The key? Deliver a workplace financial wellness program that is rooted in the fundamentals of behavioral finance.
Understanding Behavioral Finance
Behavioral finance is the study of why people make irrational financial decisions. Why do we do things with our money that we do? Here’s what we’ve found that has the most impact on employee financial wellbeing:
Willpower is naturally limited According to the American Psychological Association, willpower can be depleted. Your financial wellness program should make it more likely that employees will actually act on the decisions they make. This includes making decisions easy to implement, like a 1-click enrollment in auto escalation of retirement plan contributions. Create a single sign-on so other benefits providers are accessible from your online financial learning center.
Decision fatigue We also get tired of making decisions. Social psychologist Sheela Iyengar estimates that we make at least 70 decisions per day. Providing your education earlier in the day when employees have not yet made many difficult decisions will make it easier for them to act on what they learn.

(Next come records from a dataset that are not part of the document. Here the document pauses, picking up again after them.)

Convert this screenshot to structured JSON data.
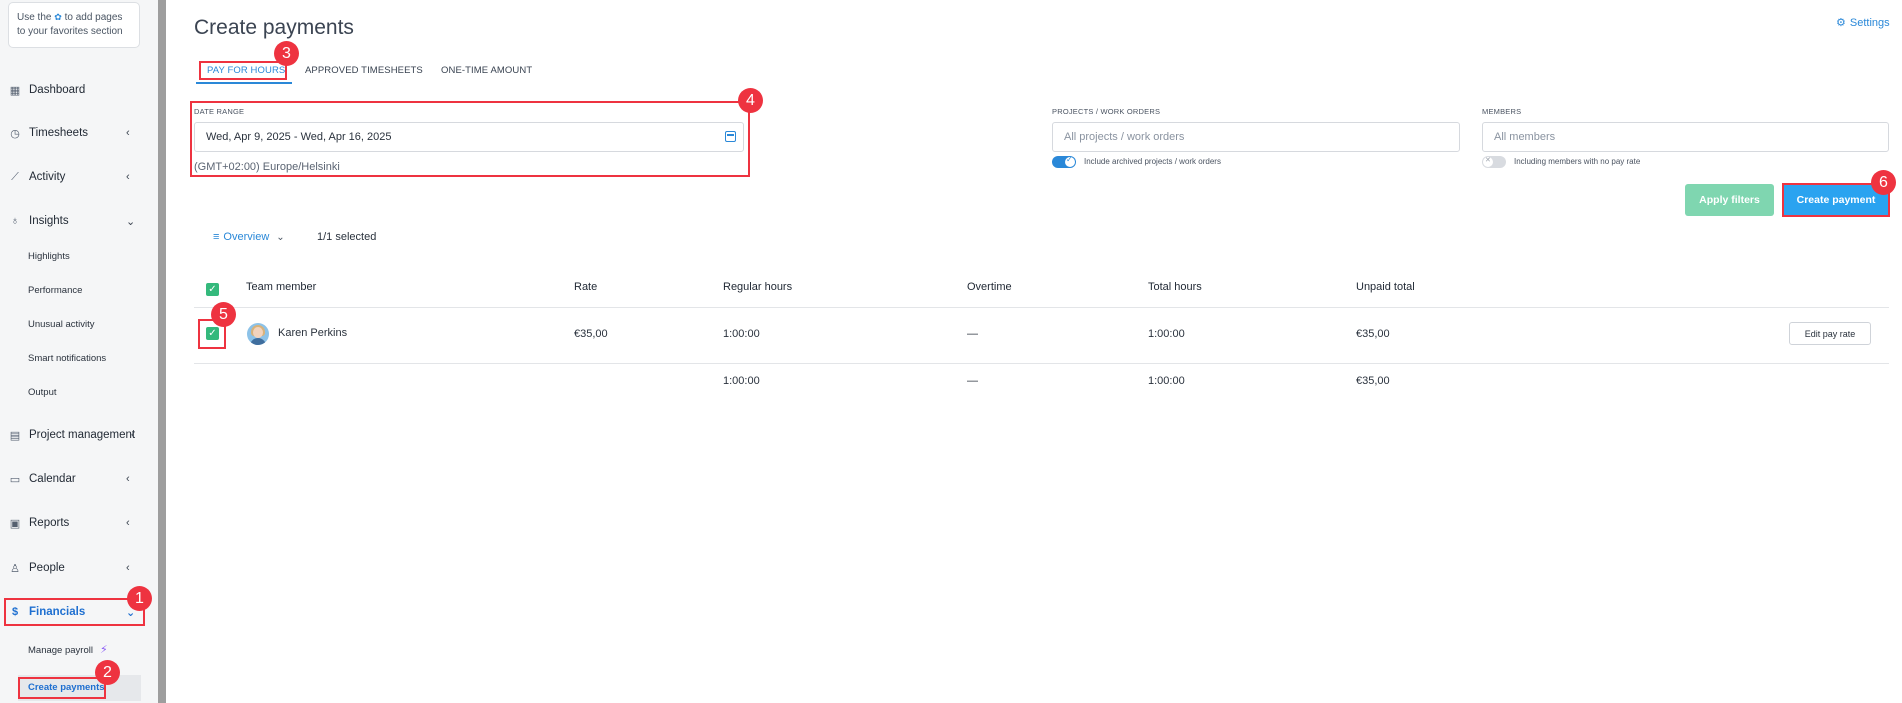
{
  "sidebar": {
    "favorites_tip_prefix": "Use the",
    "favorites_tip_suffix": "to add pages to your favorites section",
    "items": [
      {
        "label": "Dashboard",
        "icon": "dashboard-icon"
      },
      {
        "label": "Timesheets",
        "icon": "clock-icon"
      },
      {
        "label": "Activity",
        "icon": "activity-icon"
      },
      {
        "label": "Insights",
        "icon": "lightbulb-icon"
      },
      {
        "label": "Project management",
        "icon": "clipboard-icon"
      },
      {
        "label": "Calendar",
        "icon": "calendar-icon"
      },
      {
        "label": "Reports",
        "icon": "report-icon"
      },
      {
        "label": "People",
        "icon": "person-icon"
      },
      {
        "label": "Financials",
        "icon": "dollar-icon"
      }
    ],
    "insights_sub": [
      "Highlights",
      "Performance",
      "Unusual activity",
      "Smart notifications",
      "Output"
    ],
    "financials_sub": [
      "Manage payroll",
      "Create payments"
    ]
  },
  "main": {
    "title": "Create payments",
    "settings_label": "Settings",
    "tabs": [
      "PAY FOR HOURS",
      "APPROVED TIMESHEETS",
      "ONE-TIME AMOUNT"
    ],
    "date_range": {
      "label": "DATE RANGE",
      "value": "Wed, Apr 9, 2025 - Wed, Apr 16, 2025",
      "timezone": "(GMT+02:00) Europe/Helsinki"
    },
    "projects": {
      "label": "PROJECTS / WORK ORDERS",
      "placeholder": "All projects / work orders",
      "toggle_label": "Include archived projects / work orders",
      "toggle_on": true
    },
    "members": {
      "label": "MEMBERS",
      "placeholder": "All members",
      "toggle_label": "Including members with no pay rate",
      "toggle_on": false
    },
    "apply_filters_label": "Apply filters",
    "create_payment_label": "Create payment",
    "view_label": "Overview",
    "selected_text": "1/1 selected",
    "table": {
      "headers": [
        "Team member",
        "Rate",
        "Regular hours",
        "Overtime",
        "Total hours",
        "Unpaid total"
      ],
      "rows": [
        {
          "member": "Karen Perkins",
          "rate": "€35,00",
          "regular": "1:00:00",
          "overtime": "—",
          "total": "1:00:00",
          "unpaid": "€35,00",
          "action": "Edit pay rate"
        }
      ],
      "totals": {
        "regular": "1:00:00",
        "overtime": "—",
        "total": "1:00:00",
        "unpaid": "€35,00"
      }
    }
  },
  "annotations": [
    "1",
    "2",
    "3",
    "4",
    "5",
    "6"
  ],
  "colors": {
    "accent": "#2a88d8",
    "success": "#34b97c",
    "highlight": "#ee3340",
    "primary_button": "#2aa3f0",
    "apply_button": "#7fd6b0"
  }
}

People are More Emotional than Rational Biases in financial behavior are common. At one point or another, we are all likely to do things like be overconfident, get attached to a reference point that is no longer valid, have clearer views in hindsight, look for confirmation of our opinions, follow the herd and overreact to recent events. Financial education and coaching from an unbiased planner – someone with no ulterior motive to sell financial products or services – helps employees recognize and deal with behavioral biases.

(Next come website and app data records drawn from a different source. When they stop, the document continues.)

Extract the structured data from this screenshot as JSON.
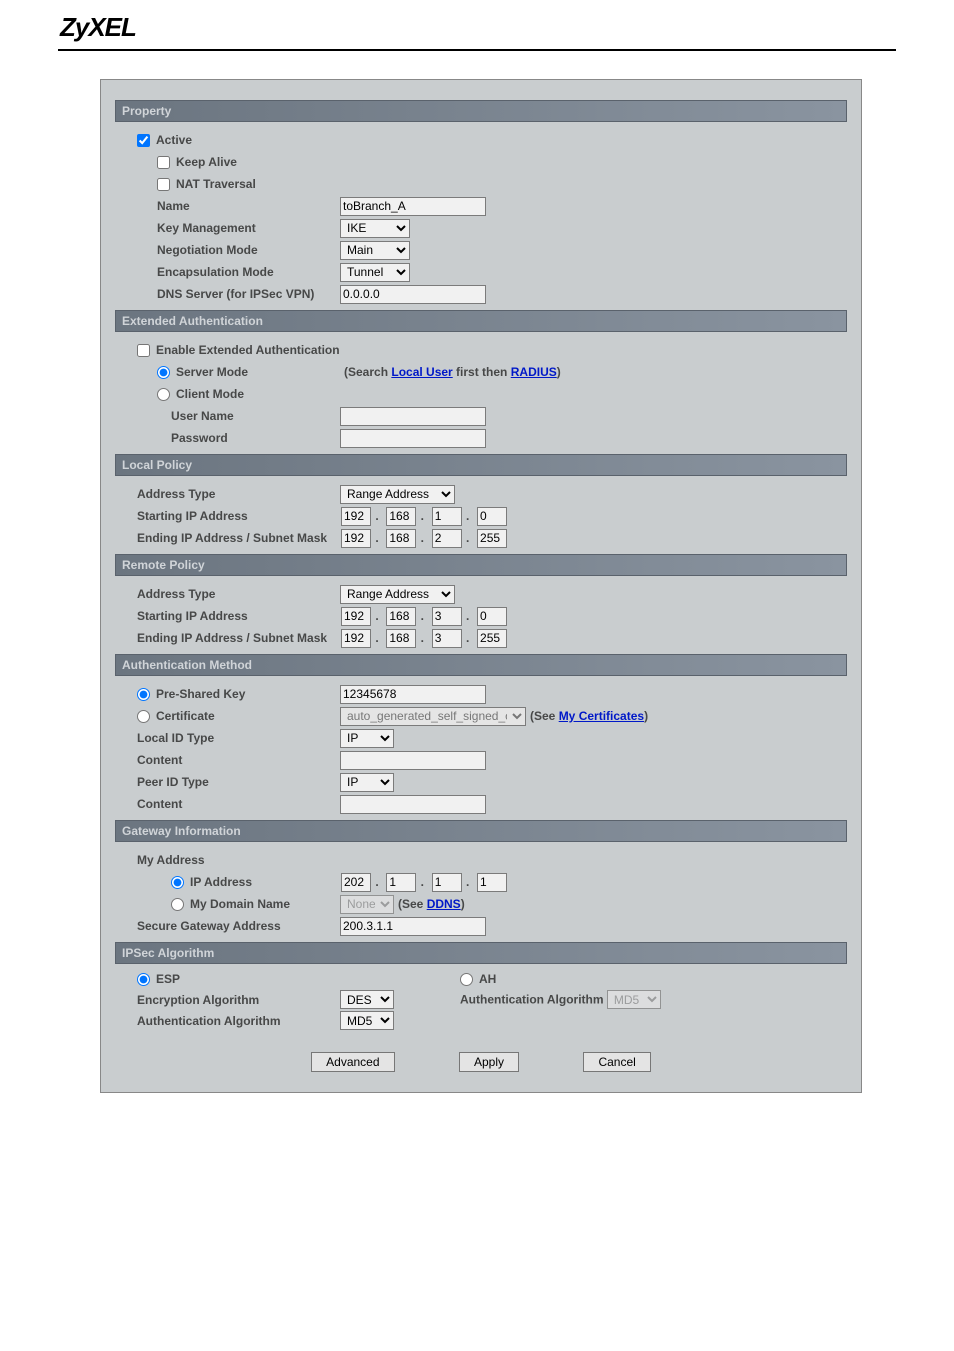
{
  "brand": "ZyXEL",
  "sections": {
    "property": "Property",
    "extauth": "Extended Authentication",
    "localpolicy": "Local Policy",
    "remotepolicy": "Remote Policy",
    "authmethod": "Authentication Method",
    "gateway": "Gateway Information",
    "ipsecalg": "IPSec Algorithm"
  },
  "property": {
    "active": "Active",
    "keepalive": "Keep Alive",
    "nattrav": "NAT Traversal",
    "name_lbl": "Name",
    "name_val": "toBranch_A",
    "keymgmt_lbl": "Key Management",
    "keymgmt_val": "IKE",
    "negmode_lbl": "Negotiation Mode",
    "negmode_val": "Main",
    "encap_lbl": "Encapsulation Mode",
    "encap_val": "Tunnel",
    "dns_lbl": "DNS Server (for IPSec VPN)",
    "dns_val": "0.0.0.0"
  },
  "extauth": {
    "enable": "Enable Extended Authentication",
    "server": "Server Mode",
    "server_after1": "(Search ",
    "server_link1": "Local User",
    "server_after2": " first then ",
    "server_link2": "RADIUS",
    "server_after3": ")",
    "client": "Client Mode",
    "user_lbl": "User Name",
    "user_val": "",
    "pass_lbl": "Password",
    "pass_val": ""
  },
  "localpolicy": {
    "addrtype_lbl": "Address Type",
    "addrtype_val": "Range Address",
    "start_lbl": "Starting IP Address",
    "start": {
      "a": "192",
      "b": "168",
      "c": "1",
      "d": "0"
    },
    "end_lbl": "Ending IP Address / Subnet Mask",
    "end": {
      "a": "192",
      "b": "168",
      "c": "2",
      "d": "255"
    }
  },
  "remotepolicy": {
    "addrtype_lbl": "Address Type",
    "addrtype_val": "Range Address",
    "start_lbl": "Starting IP Address",
    "start": {
      "a": "192",
      "b": "168",
      "c": "3",
      "d": "0"
    },
    "end_lbl": "Ending IP Address / Subnet Mask",
    "end": {
      "a": "192",
      "b": "168",
      "c": "3",
      "d": "255"
    }
  },
  "authmethod": {
    "psk": "Pre-Shared Key",
    "psk_val": "12345678",
    "cert": "Certificate",
    "cert_val": "auto_generated_self_signed_cert",
    "cert_after1": " (See ",
    "cert_link": "My Certificates",
    "cert_after2": ")",
    "localid_lbl": "Local ID Type",
    "localid_val": "IP",
    "content1_lbl": "Content",
    "content1_val": "",
    "peerid_lbl": "Peer ID Type",
    "peerid_val": "IP",
    "content2_lbl": "Content",
    "content2_val": ""
  },
  "gateway": {
    "myaddr": "My Address",
    "ipaddr": "IP Address",
    "ip": {
      "a": "202",
      "b": "1",
      "c": "1",
      "d": "1"
    },
    "domain": "My Domain Name",
    "domain_val": "None",
    "domain_after1": " (See ",
    "domain_link": "DDNS",
    "domain_after2": ")",
    "secgw_lbl": "Secure Gateway Address",
    "secgw_val": "200.3.1.1"
  },
  "ipsecalg": {
    "esp": "ESP",
    "ah": "AH",
    "encalg_lbl": "Encryption Algorithm",
    "encalg_val": "DES",
    "authalg_mid_lbl": "Authentication Algorithm",
    "authalg_mid_val": "MD5",
    "authalg_lbl": "Authentication Algorithm",
    "authalg_val": "MD5"
  },
  "buttons": {
    "advanced": "Advanced",
    "apply": "Apply",
    "cancel": "Cancel"
  }
}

The Financial Behavior Change Model
Financial behavior change can’t be forced, but it can be facilitated. Studies show that if a financial coach knows when an employee is ready to change a certain financial behavior, they can customize their coaching or education to facilitate that change (see one academic study here). The principles of financial behavior change are that it must:
- Be employee driven:
- Create small wins;
- Motivate and encourage;
- Stay free of judgment;
- Offer accountability;
- Measure accomplishments; and
- Build a pattern of success.
Financial Coaching Is What Helps Get Employees “Unstuck”
Per the Society for Human Resource Management (SHRM), younger employees in particular expect to access information about wellness programs on their computers and smartphones. It’s the interaction with a financial coach, however, that changes employee financial behavior. According to Financial Finesse’s 2015 Year in Review research, while technology was helpful in increasing employee awareness of their financial vulnerabilities, online interactions alone did not improve employee financial wellness. The more an employee interacts with a financial coach, the more progress they are likely to make. Online only users nationally in 2015 had an average Financial Wellness Score of 4.8 (on a ten scale), while repeat users of workplace financial wellness programs had an average score of 5.7. An incremental increase in financial wellness could save a large company millions from reduced costs of absenteeism and wage garnishments, tax savings from increased HSA and FSA participation and health care savings.